= Beginning of Section =

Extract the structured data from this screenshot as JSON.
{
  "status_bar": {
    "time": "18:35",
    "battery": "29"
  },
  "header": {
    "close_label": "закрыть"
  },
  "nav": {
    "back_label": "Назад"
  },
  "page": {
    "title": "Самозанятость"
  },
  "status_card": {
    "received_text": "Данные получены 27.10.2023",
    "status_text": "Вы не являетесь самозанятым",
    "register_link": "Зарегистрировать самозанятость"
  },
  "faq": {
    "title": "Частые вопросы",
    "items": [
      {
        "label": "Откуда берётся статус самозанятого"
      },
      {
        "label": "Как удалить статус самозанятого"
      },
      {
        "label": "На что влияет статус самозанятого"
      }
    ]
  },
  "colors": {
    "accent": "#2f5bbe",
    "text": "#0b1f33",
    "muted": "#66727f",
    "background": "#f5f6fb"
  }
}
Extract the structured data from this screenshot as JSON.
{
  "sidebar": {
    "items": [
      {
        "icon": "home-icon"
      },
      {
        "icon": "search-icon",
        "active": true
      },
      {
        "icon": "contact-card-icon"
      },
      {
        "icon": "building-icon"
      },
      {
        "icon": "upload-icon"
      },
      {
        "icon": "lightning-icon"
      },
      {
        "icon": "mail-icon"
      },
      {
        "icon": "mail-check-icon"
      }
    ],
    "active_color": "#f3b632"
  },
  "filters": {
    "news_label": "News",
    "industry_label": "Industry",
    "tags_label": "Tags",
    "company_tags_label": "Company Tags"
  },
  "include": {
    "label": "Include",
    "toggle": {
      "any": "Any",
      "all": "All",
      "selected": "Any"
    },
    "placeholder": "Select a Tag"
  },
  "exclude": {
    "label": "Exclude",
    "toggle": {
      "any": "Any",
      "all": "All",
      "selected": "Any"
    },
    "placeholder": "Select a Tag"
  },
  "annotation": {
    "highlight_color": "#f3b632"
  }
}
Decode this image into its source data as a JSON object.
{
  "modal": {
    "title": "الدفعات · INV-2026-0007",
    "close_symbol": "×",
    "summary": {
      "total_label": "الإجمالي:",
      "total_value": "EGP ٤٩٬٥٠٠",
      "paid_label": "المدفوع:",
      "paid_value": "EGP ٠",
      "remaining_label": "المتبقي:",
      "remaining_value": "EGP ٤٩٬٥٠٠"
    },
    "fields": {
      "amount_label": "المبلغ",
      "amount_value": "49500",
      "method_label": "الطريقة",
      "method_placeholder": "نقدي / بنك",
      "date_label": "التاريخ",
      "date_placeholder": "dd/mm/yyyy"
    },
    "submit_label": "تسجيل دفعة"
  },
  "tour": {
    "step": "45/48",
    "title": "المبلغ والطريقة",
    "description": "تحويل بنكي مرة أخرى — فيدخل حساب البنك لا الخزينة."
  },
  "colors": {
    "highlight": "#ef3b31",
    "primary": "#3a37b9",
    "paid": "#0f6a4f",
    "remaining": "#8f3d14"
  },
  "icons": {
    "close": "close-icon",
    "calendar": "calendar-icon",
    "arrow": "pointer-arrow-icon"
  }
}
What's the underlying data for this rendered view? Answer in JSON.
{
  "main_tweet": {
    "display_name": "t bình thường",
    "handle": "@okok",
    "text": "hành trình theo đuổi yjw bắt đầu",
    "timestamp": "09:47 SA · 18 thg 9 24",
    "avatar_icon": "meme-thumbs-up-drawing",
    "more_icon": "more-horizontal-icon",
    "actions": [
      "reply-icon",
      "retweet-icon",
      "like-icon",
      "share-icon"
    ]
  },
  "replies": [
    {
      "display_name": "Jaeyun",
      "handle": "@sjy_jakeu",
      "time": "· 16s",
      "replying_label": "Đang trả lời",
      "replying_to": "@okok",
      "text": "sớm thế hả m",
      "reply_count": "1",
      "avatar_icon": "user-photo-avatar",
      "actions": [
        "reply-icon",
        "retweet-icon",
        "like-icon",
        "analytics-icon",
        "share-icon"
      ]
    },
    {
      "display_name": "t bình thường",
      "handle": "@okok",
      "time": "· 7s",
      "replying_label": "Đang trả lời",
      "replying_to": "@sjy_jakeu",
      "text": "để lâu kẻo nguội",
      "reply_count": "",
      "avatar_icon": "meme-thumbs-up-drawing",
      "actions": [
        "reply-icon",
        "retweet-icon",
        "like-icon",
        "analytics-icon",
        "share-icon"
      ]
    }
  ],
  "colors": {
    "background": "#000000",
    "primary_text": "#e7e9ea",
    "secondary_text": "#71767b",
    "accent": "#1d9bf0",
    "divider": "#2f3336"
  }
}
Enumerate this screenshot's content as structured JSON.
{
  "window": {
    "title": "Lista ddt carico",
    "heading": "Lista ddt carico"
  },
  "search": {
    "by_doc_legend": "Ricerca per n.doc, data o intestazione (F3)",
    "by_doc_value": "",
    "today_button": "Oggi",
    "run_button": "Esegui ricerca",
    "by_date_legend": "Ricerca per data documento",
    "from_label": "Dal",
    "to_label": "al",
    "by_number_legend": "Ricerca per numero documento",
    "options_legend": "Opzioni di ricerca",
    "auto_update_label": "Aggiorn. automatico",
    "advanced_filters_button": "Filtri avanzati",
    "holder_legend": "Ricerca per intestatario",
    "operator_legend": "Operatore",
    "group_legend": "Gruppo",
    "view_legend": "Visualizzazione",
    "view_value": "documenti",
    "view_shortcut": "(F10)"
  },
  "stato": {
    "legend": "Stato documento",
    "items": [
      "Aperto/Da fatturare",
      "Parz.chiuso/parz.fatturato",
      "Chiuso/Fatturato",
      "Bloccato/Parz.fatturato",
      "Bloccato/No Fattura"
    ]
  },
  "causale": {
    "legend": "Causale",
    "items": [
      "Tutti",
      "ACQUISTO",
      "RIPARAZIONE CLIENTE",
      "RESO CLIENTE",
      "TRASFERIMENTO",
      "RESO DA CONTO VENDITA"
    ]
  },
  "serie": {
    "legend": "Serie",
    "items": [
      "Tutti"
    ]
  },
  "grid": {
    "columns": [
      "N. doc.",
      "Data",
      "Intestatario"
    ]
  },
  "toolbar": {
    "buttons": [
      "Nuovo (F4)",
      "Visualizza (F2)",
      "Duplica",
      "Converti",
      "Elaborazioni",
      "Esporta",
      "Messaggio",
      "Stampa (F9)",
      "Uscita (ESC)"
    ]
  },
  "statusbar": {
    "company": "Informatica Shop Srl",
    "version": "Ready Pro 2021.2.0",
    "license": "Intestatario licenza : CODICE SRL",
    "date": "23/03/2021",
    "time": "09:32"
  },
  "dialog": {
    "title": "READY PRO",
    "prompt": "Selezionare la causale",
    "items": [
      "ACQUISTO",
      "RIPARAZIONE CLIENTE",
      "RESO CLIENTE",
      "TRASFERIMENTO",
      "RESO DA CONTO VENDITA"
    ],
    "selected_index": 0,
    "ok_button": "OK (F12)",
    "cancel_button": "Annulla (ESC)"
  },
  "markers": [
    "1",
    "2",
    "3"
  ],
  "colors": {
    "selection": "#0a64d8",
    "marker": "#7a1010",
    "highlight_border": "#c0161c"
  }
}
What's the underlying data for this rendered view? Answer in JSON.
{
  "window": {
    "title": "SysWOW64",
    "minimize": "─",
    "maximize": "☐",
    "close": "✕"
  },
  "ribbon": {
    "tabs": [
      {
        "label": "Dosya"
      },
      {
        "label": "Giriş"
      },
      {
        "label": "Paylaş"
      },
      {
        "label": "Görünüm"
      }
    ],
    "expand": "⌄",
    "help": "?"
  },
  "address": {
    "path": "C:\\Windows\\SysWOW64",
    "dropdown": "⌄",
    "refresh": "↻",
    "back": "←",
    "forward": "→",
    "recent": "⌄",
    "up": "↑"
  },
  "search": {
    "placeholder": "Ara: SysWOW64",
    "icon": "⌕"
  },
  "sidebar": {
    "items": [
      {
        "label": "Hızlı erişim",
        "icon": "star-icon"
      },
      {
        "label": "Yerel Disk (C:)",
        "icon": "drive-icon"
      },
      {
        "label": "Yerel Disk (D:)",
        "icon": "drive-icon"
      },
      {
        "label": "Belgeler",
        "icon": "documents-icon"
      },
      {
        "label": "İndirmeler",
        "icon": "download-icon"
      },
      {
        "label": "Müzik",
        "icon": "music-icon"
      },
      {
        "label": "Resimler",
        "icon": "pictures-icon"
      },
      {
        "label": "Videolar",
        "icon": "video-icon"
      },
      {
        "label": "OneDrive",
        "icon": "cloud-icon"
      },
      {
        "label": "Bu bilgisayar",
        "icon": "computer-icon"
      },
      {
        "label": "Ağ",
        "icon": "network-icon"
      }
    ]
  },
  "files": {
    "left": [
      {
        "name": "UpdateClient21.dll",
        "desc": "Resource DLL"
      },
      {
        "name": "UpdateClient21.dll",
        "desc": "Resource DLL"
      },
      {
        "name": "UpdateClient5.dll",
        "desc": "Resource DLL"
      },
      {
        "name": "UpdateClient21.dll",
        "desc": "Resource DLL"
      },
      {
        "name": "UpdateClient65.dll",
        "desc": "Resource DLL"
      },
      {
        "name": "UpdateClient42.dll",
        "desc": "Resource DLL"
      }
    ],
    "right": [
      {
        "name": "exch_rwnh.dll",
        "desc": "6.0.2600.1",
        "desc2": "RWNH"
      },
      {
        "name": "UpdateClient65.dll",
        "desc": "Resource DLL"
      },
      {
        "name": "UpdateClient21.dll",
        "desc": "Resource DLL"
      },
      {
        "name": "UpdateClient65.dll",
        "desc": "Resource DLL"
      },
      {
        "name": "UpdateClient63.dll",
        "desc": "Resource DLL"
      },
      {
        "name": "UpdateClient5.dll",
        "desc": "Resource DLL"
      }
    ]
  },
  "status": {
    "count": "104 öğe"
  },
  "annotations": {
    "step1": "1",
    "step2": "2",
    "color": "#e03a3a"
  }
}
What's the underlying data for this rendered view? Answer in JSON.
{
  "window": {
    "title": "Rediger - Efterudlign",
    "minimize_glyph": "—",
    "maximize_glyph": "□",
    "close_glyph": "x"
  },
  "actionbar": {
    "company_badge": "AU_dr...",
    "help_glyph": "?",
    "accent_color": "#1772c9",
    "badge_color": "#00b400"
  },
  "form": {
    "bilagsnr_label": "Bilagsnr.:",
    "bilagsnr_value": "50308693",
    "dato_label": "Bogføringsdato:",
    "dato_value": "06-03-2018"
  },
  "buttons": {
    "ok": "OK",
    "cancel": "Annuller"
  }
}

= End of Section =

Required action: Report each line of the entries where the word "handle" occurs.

Result:
    "handle": "@okok",
      "handle": "@sjy_jakeu",
      "handle": "@okok",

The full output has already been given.